■ WHAT YOU WILL DO ■
Copy every line that holds the string "text" from the data below.
### DATASET RECORDS ###
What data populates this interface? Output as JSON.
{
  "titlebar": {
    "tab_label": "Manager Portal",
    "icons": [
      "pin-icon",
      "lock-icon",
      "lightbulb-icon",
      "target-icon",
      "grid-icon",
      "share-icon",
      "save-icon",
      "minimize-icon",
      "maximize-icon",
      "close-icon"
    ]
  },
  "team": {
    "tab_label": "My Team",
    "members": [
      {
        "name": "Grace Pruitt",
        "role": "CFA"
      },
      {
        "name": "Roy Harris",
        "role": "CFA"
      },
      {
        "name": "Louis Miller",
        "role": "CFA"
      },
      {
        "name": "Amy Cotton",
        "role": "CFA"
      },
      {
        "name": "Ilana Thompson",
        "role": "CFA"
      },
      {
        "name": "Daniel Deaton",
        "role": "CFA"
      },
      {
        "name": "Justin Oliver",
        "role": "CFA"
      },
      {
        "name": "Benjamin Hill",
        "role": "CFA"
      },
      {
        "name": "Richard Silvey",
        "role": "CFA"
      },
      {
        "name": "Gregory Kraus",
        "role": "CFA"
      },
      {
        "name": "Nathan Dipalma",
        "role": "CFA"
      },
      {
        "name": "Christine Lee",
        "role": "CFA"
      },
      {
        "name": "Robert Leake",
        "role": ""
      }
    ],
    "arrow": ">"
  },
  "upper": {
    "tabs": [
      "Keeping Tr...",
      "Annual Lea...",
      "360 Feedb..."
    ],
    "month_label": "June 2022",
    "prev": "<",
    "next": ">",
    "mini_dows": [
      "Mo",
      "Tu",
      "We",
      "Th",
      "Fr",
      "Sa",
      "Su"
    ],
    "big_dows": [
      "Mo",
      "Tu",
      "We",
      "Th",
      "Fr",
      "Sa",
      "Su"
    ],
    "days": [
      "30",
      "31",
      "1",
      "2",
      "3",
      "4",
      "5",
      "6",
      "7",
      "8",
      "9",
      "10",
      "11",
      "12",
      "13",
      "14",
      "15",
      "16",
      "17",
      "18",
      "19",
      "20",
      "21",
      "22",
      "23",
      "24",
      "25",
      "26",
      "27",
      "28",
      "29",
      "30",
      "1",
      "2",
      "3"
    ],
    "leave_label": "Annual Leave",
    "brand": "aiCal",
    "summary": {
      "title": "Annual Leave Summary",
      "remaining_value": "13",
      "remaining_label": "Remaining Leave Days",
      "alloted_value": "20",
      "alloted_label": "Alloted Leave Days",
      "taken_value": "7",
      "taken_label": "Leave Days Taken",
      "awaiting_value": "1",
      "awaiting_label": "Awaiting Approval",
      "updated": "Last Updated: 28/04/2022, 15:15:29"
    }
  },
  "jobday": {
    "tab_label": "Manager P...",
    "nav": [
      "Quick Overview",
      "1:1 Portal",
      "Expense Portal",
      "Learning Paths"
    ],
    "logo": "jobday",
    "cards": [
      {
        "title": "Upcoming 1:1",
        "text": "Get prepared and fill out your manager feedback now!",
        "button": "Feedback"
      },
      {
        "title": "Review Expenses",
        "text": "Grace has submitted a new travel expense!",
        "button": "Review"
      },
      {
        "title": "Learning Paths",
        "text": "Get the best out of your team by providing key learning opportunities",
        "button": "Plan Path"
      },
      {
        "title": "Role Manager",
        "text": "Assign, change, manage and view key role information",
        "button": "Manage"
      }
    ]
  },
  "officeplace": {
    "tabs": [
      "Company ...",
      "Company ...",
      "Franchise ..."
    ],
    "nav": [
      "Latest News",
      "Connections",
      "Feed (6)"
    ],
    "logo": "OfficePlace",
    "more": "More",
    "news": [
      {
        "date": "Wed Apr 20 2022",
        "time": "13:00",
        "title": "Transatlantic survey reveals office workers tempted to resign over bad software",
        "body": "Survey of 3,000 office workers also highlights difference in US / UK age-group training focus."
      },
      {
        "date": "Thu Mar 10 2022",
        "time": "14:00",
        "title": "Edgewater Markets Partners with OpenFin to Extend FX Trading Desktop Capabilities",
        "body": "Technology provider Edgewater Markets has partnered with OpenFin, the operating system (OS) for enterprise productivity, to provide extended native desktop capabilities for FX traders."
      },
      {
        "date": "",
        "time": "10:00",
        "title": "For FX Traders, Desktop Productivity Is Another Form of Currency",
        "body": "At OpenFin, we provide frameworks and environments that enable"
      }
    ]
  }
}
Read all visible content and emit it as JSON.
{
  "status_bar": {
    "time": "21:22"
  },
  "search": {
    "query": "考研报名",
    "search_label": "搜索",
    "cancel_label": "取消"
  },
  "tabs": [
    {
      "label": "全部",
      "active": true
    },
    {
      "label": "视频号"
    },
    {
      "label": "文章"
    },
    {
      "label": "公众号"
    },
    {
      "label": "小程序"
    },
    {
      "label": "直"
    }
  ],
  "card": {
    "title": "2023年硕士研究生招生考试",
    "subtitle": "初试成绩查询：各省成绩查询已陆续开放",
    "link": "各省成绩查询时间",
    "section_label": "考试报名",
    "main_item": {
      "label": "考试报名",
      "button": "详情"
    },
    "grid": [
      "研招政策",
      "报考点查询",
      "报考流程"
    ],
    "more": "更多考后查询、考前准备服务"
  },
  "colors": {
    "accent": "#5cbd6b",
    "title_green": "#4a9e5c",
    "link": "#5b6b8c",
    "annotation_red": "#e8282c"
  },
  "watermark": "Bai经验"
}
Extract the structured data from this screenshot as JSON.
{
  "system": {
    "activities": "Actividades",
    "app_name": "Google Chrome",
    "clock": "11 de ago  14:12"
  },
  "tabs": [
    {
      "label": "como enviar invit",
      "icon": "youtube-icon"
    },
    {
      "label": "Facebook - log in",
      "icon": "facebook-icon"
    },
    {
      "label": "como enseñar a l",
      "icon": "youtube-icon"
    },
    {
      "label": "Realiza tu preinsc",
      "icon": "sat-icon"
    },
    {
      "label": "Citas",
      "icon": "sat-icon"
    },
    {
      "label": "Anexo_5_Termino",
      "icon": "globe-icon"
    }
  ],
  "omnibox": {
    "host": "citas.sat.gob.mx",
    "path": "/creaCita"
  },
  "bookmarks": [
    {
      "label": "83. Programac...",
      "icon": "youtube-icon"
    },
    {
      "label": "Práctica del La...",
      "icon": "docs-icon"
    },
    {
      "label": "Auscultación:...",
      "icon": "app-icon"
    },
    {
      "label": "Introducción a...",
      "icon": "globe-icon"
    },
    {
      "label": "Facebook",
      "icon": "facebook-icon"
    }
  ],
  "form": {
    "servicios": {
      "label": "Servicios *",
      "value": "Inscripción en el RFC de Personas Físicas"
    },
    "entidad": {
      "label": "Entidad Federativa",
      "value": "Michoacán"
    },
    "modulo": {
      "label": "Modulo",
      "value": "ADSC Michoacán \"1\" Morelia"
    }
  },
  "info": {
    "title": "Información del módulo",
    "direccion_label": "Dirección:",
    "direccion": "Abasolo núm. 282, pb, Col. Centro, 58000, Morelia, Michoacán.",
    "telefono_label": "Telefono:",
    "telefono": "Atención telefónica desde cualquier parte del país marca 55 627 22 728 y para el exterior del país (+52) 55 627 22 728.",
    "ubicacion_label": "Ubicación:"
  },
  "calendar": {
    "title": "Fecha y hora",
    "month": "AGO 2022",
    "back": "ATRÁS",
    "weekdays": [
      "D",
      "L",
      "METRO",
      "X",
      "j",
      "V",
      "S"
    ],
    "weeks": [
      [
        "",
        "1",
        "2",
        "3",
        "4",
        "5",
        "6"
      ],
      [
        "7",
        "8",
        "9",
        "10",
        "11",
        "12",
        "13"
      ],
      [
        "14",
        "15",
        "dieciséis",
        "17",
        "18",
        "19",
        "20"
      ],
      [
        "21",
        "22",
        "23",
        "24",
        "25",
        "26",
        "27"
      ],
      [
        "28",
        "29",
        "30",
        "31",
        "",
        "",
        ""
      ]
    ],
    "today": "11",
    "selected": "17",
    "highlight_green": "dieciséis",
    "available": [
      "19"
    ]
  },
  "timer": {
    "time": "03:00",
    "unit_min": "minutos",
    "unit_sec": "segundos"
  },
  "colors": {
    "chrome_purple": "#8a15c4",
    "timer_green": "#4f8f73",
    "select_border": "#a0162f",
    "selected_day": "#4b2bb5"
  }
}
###
■ YOUR SOLUTION ■
        "text": "Get prepared and fill out your manager feedback now!",
        "text": "Grace has submitted a new travel expense!",
        "text": "Get the best out of your team by providing key learning opportunities",
        "text": "Assign, change, manage and view key role information",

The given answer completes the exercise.